The best way to present a community project in a way that will gather followers involves two principles. First, there must be something in the community project for the followers you wish to involve, and second, there needs to be provision for some input from the followers.
For better or worse, people tend not to be interested in community projects unless there is something in it for them. It is of little use to tell people in a very general way that a project is for the good of the whole community. People need to feel that their own needs will be satisfied somehow. For example, if you want to start some sort of project involving mentoring the youth in the community, you might explain that this will cause the crime rate to drop and help young people become more responsible members of the community, becoming law-abiding citizens who can contribute to the tax coffers and not drain the community's resources. If you have a cleanup project in mind, you might explain that the real estate values have dropped as a result of the community's reputation for blight or litter. A project to get volunteers in the local schools could be supported with a similar argument, since real estate values do depend to some degree on the reputation of a school district. Whatever your project might be, people must feel it is going to do them some good, in a very tangible way.

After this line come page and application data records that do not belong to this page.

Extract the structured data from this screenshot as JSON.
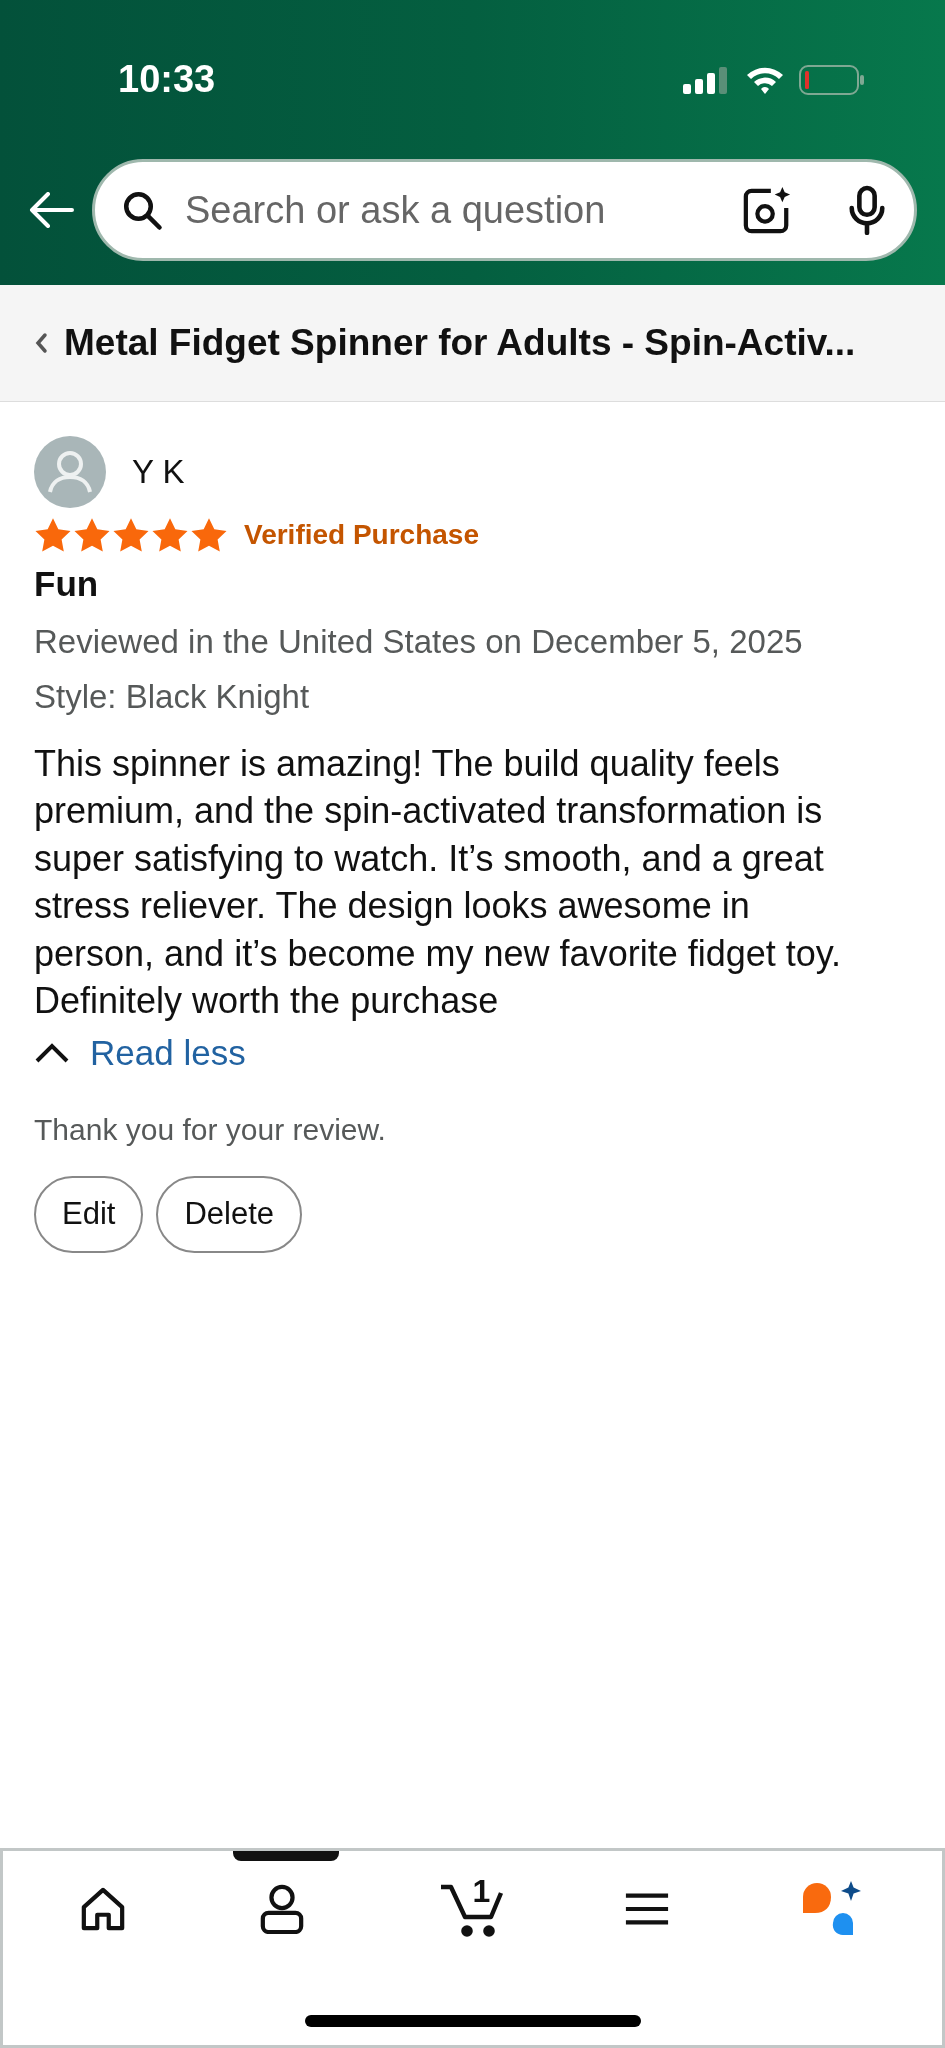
{
  "status_bar": {
    "time": "10:33"
  },
  "search": {
    "placeholder": "Search or ask a question"
  },
  "product_bar": {
    "title": "Metal Fidget Spinner for Adults - Spin-Activ..."
  },
  "review": {
    "reviewer": "Y K",
    "stars": 5,
    "badge": "Verified Purchase",
    "title": "Fun",
    "meta": "Reviewed in the United States on December 5, 2025",
    "style": "Style: Black Knight",
    "body": "This spinner is amazing! The build quality feels premium, and the spin-activated transformation is super satisfying to watch. It’s smooth, and a great stress reliever. The design looks awesome in person, and it’s become my new favorite fidget toy. Definitely worth the purchase",
    "toggle": "Read less",
    "thanks": "Thank you for your review.",
    "buttons": [
      "Edit",
      "Delete"
    ]
  },
  "bottom_nav": {
    "cart_count": "1"
  }
}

People do not like to go along with a fait accompli. They need to feel that they have had some input into a project, not presented in a high-handed way with a plan in which they have had no say so. It is better to present a kind of draft of a plan and then ask for help in developing it further. No matter how good your idea is, it will benefit from the advice of the people in the community, and they are far more likely to feel invested in a plan in which they have had some say. This gives your potential followers a sense of ownership in the plan. Without this, you are far less likely to have any followers at all.

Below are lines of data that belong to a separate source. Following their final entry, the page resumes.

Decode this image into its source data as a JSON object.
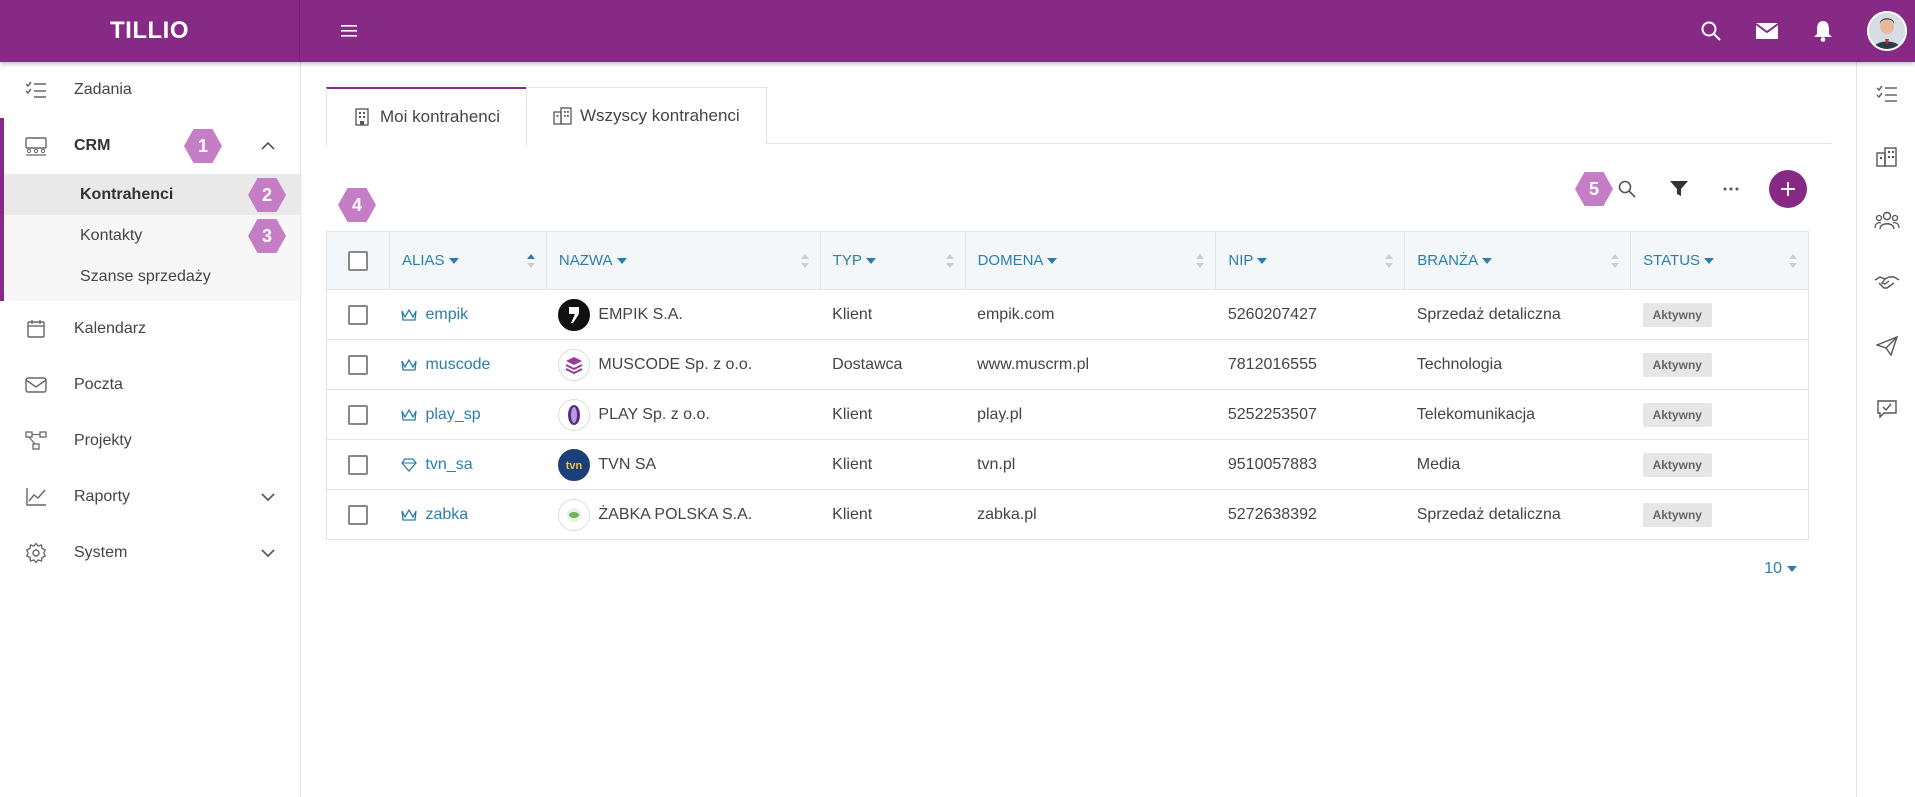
{
  "app": {
    "brand": "TILLIO"
  },
  "sidebar": {
    "items": [
      {
        "label": "Zadania"
      },
      {
        "label": "CRM",
        "badge": "1",
        "children": [
          {
            "label": "Kontrahenci",
            "badge": "2"
          },
          {
            "label": "Kontakty",
            "badge": "3"
          },
          {
            "label": "Szanse sprzedaży"
          }
        ]
      },
      {
        "label": "Kalendarz"
      },
      {
        "label": "Poczta"
      },
      {
        "label": "Projekty"
      },
      {
        "label": "Raporty"
      },
      {
        "label": "System"
      }
    ]
  },
  "tabs": [
    {
      "label": "Moi kontrahenci",
      "active": true
    },
    {
      "label": "Wszyscy kontrahenci",
      "active": false
    }
  ],
  "annotations": {
    "table_badge": "4",
    "toolbar_badge": "5"
  },
  "table": {
    "columns": [
      "ALIAS",
      "NAZWA",
      "TYP",
      "DOMENA",
      "NIP",
      "BRANŻA",
      "STATUS"
    ],
    "rows": [
      {
        "alias": "empik",
        "alias_icon": "crown-icon",
        "name": "EMPIK S.A.",
        "type": "Klient",
        "domain": "empik.com",
        "nip": "5260207427",
        "industry": "Sprzedaż detaliczna",
        "status": "Aktywny"
      },
      {
        "alias": "muscode",
        "alias_icon": "crown-icon",
        "name": "MUSCODE Sp. z o.o.",
        "type": "Dostawca",
        "domain": "www.muscrm.pl",
        "nip": "7812016555",
        "industry": "Technologia",
        "status": "Aktywny"
      },
      {
        "alias": "play_sp",
        "alias_icon": "crown-icon",
        "name": "PLAY Sp. z o.o.",
        "type": "Klient",
        "domain": "play.pl",
        "nip": "5252253507",
        "industry": "Telekomunikacja",
        "status": "Aktywny"
      },
      {
        "alias": "tvn_sa",
        "alias_icon": "diamond-icon",
        "name": "TVN SA",
        "type": "Klient",
        "domain": "tvn.pl",
        "nip": "9510057883",
        "industry": "Media",
        "status": "Aktywny"
      },
      {
        "alias": "zabka",
        "alias_icon": "crown-icon",
        "name": "ŻABKA POLSKA S.A.",
        "type": "Klient",
        "domain": "zabka.pl",
        "nip": "5272638392",
        "industry": "Sprzedaż detaliczna",
        "status": "Aktywny"
      }
    ]
  },
  "pagination": {
    "page_size": "10"
  },
  "colors": {
    "brand": "#862a86",
    "link": "#2a7fa8",
    "badge": "#c57ec5"
  }
}
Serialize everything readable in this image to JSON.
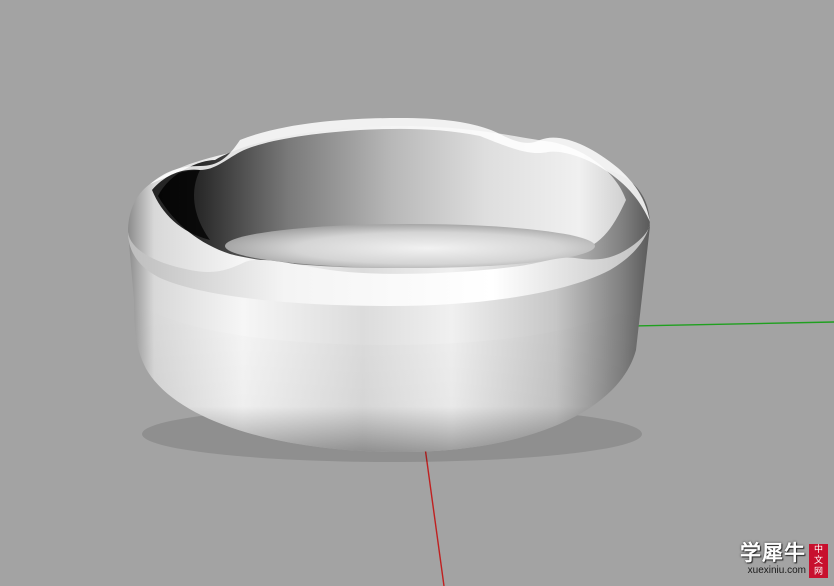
{
  "viewport": {
    "background": "#a3a3a3",
    "grid_color": "#8a8a8a",
    "grid_major_color": "#7a7a7a",
    "axis_x_color": "#1fa01f",
    "axis_y_color": "#c02020",
    "object": "ashtray-3d-model"
  },
  "watermark": {
    "title": "学犀牛",
    "url": "xuexiniu.com",
    "seal": [
      "中",
      "文",
      "网"
    ],
    "seal_color": "#c8102e"
  }
}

Remember that you are expecting people to give their resources for your plan in the form of time, money, and energy. The plan must satisfy some need in the people to whom you are presenting it, and there must be some involvement from them in its making.